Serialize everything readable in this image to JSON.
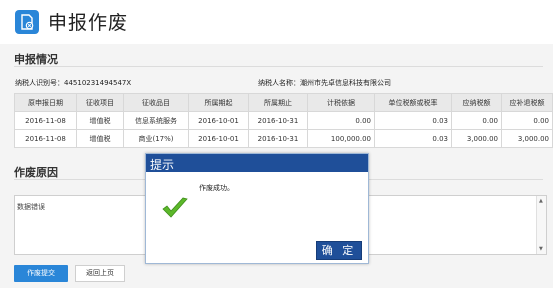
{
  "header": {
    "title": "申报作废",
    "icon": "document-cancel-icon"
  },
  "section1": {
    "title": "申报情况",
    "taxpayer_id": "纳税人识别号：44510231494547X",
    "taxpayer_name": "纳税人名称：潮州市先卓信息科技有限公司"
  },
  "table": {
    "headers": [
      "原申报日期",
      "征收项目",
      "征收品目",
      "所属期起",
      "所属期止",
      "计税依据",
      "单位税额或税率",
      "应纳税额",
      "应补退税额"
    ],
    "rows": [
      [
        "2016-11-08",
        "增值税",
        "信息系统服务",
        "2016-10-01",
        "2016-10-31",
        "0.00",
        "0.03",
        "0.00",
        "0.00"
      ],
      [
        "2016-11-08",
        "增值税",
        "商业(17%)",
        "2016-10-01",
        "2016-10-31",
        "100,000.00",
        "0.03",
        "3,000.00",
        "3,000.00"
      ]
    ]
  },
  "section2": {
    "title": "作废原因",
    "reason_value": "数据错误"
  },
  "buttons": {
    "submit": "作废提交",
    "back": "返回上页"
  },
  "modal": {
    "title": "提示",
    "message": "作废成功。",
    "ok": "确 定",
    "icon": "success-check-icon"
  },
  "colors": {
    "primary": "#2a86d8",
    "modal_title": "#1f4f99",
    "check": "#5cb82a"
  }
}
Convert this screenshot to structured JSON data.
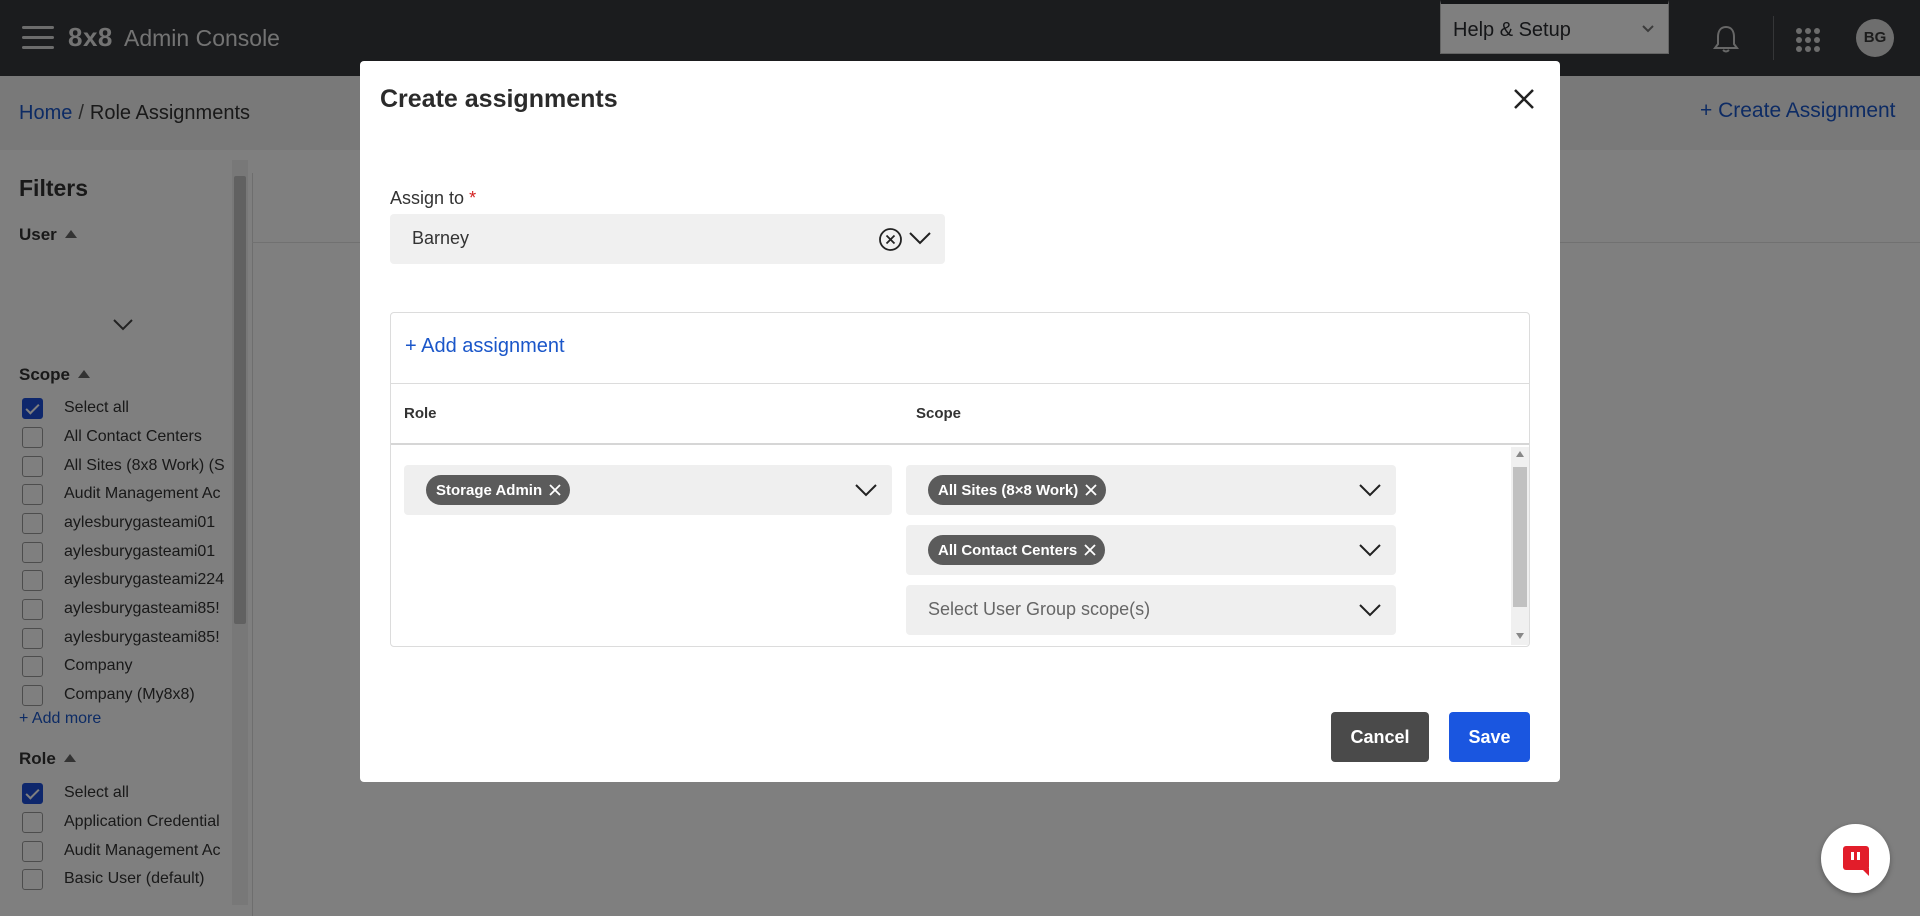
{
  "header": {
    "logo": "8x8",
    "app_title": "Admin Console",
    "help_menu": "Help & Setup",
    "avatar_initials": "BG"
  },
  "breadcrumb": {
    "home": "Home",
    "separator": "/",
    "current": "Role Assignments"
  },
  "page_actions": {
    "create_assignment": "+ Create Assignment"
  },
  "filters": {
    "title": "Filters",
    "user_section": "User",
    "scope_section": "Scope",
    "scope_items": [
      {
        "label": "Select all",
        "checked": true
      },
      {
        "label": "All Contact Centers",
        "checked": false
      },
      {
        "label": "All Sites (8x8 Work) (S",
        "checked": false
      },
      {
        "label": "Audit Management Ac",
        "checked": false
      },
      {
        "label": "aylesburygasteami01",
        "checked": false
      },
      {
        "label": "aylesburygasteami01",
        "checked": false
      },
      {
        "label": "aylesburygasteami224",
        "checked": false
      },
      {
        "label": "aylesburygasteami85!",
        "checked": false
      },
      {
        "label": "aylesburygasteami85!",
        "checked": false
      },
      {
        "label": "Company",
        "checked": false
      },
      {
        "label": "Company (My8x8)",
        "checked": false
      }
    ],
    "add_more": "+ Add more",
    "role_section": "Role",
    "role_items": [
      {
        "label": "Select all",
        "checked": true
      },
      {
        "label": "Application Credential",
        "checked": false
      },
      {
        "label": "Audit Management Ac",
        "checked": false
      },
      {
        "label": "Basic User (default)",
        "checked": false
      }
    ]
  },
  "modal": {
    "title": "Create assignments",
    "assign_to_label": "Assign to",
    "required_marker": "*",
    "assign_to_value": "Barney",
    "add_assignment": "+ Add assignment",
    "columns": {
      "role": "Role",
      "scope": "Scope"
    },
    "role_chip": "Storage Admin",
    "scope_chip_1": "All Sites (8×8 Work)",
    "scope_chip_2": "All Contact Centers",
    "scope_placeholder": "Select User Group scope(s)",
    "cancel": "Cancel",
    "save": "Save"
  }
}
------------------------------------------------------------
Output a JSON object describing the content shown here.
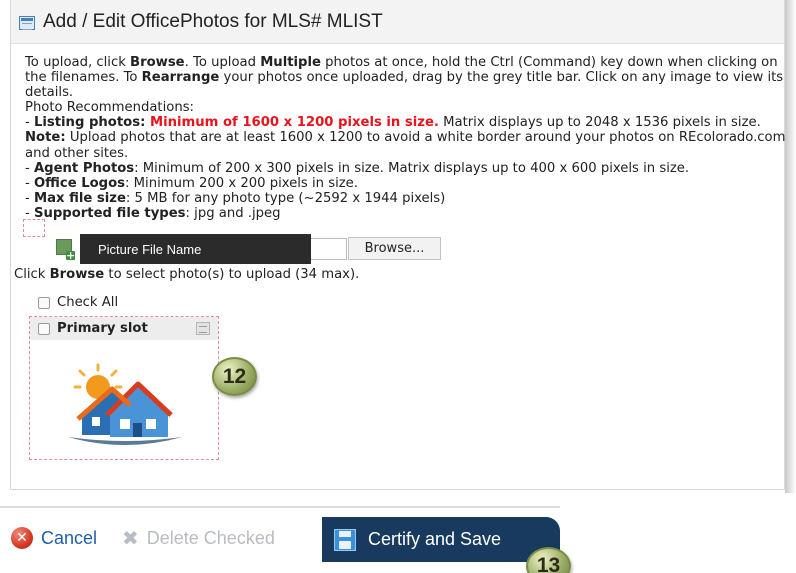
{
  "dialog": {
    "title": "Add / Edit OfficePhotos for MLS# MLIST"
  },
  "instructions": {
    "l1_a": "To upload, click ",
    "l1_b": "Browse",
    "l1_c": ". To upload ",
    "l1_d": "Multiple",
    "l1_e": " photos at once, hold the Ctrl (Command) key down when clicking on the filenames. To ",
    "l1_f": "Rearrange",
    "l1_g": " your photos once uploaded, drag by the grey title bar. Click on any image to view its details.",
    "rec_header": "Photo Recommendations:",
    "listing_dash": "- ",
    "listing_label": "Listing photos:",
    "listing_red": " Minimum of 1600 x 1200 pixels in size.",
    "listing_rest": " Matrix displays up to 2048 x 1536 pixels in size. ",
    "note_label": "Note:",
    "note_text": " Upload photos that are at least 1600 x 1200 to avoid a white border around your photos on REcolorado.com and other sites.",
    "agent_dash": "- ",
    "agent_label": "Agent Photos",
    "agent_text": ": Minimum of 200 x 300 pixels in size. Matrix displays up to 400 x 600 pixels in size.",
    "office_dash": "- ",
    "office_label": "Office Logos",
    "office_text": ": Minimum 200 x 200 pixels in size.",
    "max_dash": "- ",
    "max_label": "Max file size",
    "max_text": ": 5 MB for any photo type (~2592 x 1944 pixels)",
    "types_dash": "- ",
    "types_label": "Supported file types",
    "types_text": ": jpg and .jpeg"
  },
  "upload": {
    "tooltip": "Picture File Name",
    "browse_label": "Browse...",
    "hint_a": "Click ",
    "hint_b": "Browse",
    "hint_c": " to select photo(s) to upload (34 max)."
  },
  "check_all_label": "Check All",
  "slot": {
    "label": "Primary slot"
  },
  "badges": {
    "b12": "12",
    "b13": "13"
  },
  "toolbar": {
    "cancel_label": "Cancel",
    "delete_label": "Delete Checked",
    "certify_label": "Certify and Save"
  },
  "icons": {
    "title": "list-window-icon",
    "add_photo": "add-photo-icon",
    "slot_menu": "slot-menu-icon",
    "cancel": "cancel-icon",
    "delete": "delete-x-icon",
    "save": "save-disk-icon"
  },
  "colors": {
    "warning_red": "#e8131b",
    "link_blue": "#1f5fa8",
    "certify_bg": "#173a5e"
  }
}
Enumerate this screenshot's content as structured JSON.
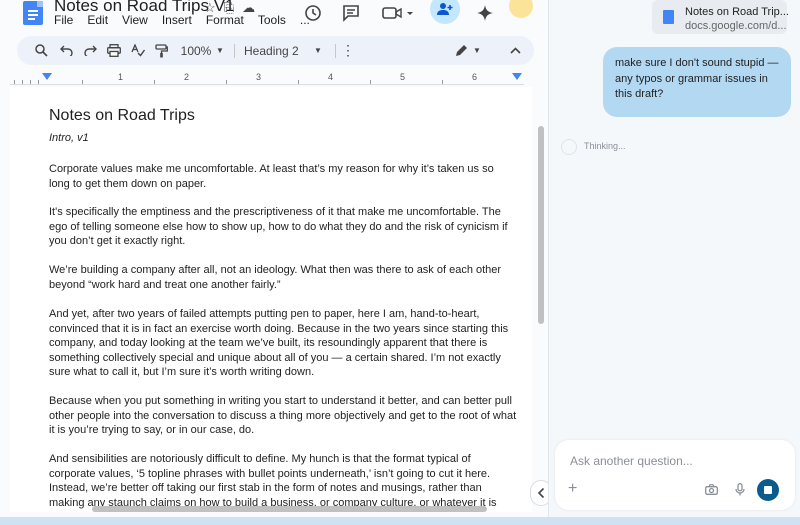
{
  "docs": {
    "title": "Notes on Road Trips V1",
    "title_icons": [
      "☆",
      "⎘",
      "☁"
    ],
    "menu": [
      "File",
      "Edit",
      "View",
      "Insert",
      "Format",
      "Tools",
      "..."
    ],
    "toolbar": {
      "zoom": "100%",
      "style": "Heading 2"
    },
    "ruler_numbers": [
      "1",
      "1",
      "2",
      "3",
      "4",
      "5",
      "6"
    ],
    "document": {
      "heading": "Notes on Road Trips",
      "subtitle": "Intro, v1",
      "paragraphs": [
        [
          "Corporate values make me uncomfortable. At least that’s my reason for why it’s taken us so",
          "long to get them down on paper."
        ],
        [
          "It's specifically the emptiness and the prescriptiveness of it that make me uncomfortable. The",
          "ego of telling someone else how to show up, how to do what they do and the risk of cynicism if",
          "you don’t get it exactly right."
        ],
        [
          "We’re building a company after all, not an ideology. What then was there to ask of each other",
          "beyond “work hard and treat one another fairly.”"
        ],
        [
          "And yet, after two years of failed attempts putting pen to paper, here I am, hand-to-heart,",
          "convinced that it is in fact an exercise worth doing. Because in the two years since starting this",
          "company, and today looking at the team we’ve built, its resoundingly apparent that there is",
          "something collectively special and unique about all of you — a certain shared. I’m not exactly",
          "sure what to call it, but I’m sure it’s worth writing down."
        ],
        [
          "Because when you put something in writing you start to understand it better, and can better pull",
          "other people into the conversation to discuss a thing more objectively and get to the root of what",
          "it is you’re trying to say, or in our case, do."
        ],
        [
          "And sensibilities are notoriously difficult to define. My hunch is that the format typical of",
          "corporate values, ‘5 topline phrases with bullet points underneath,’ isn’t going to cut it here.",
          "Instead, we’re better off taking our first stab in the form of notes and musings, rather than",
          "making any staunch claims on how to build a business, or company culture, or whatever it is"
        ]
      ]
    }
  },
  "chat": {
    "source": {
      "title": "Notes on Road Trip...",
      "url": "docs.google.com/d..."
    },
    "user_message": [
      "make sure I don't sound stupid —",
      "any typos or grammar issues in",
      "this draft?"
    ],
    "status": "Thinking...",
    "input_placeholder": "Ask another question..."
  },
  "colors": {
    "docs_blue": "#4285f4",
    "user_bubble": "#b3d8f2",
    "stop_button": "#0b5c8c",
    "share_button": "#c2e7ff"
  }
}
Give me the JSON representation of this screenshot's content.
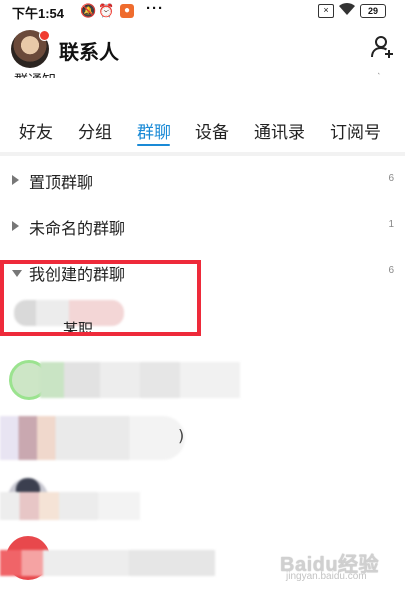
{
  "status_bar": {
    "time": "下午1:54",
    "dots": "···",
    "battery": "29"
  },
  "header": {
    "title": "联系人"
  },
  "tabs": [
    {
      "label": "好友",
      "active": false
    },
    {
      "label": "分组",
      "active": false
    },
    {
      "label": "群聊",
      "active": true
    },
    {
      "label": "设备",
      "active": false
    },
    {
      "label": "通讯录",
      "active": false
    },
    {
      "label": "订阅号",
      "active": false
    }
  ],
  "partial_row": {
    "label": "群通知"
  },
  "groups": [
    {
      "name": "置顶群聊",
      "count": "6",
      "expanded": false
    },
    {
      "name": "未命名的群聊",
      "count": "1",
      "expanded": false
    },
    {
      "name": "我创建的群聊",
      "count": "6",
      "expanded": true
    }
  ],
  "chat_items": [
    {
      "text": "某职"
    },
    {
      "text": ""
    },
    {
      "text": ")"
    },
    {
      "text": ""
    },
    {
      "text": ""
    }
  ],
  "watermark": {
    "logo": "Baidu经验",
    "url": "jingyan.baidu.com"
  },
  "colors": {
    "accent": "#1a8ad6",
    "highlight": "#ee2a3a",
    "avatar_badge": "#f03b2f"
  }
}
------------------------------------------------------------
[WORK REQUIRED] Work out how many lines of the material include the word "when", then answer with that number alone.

[WRITTEN SOLUTION] 2